■ EXERCISE REQUIREMENTS
All of the entries below are to be retyped exactly.

■ INFORMATION
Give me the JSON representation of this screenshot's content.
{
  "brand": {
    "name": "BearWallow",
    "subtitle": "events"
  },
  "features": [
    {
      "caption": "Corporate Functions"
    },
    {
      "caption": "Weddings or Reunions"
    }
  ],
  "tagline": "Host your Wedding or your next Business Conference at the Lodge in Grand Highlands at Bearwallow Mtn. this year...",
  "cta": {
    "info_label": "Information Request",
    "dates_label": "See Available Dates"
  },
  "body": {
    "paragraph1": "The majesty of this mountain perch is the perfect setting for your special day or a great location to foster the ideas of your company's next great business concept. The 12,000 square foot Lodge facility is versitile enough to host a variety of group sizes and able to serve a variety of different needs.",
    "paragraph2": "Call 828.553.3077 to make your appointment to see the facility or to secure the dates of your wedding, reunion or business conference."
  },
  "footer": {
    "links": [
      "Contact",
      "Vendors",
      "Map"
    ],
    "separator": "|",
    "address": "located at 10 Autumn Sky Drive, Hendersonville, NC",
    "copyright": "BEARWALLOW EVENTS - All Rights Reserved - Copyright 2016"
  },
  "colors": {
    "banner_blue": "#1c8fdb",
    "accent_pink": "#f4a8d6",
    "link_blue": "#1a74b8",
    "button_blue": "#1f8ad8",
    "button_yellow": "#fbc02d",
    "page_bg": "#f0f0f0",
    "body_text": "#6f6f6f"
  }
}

■ EXERCISE ANSWER
Give me the JSON representation of this screenshot's content.
{
  "brand": {
    "name": "BearWallow",
    "subtitle": "events"
  },
  "features": [
    {
      "caption": "Corporate Functions"
    },
    {
      "caption": "Weddings or Reunions"
    }
  ],
  "tagline": "Host your Wedding or your next Business Conference at the Lodge in Grand Highlands at Bearwallow Mtn. this year...",
  "cta": {
    "info_label": "Information Request",
    "dates_label": "See Available Dates"
  },
  "body": {
    "paragraph1": "The majesty of this mountain perch is the perfect setting for your special day or a great location to foster the ideas of your company's next great business concept. The 12,000 square foot Lodge facility is versitile enough to host a variety of group sizes and able to serve a variety of different needs.",
    "paragraph2": "Call 828.553.3077 to make your appointment to see the facility or to secure the dates of your wedding, reunion or business conference."
  },
  "footer": {
    "links": [
      "Contact",
      "Vendors",
      "Map"
    ],
    "separator": "|",
    "address": "located at 10 Autumn Sky Drive, Hendersonville, NC",
    "copyright": "BEARWALLOW EVENTS - All Rights Reserved - Copyright 2016"
  },
  "colors": {
    "banner_blue": "#1c8fdb",
    "accent_pink": "#f4a8d6",
    "link_blue": "#1a74b8",
    "button_blue": "#1f8ad8",
    "button_yellow": "#fbc02d",
    "page_bg": "#f0f0f0",
    "body_text": "#6f6f6f"
  }
}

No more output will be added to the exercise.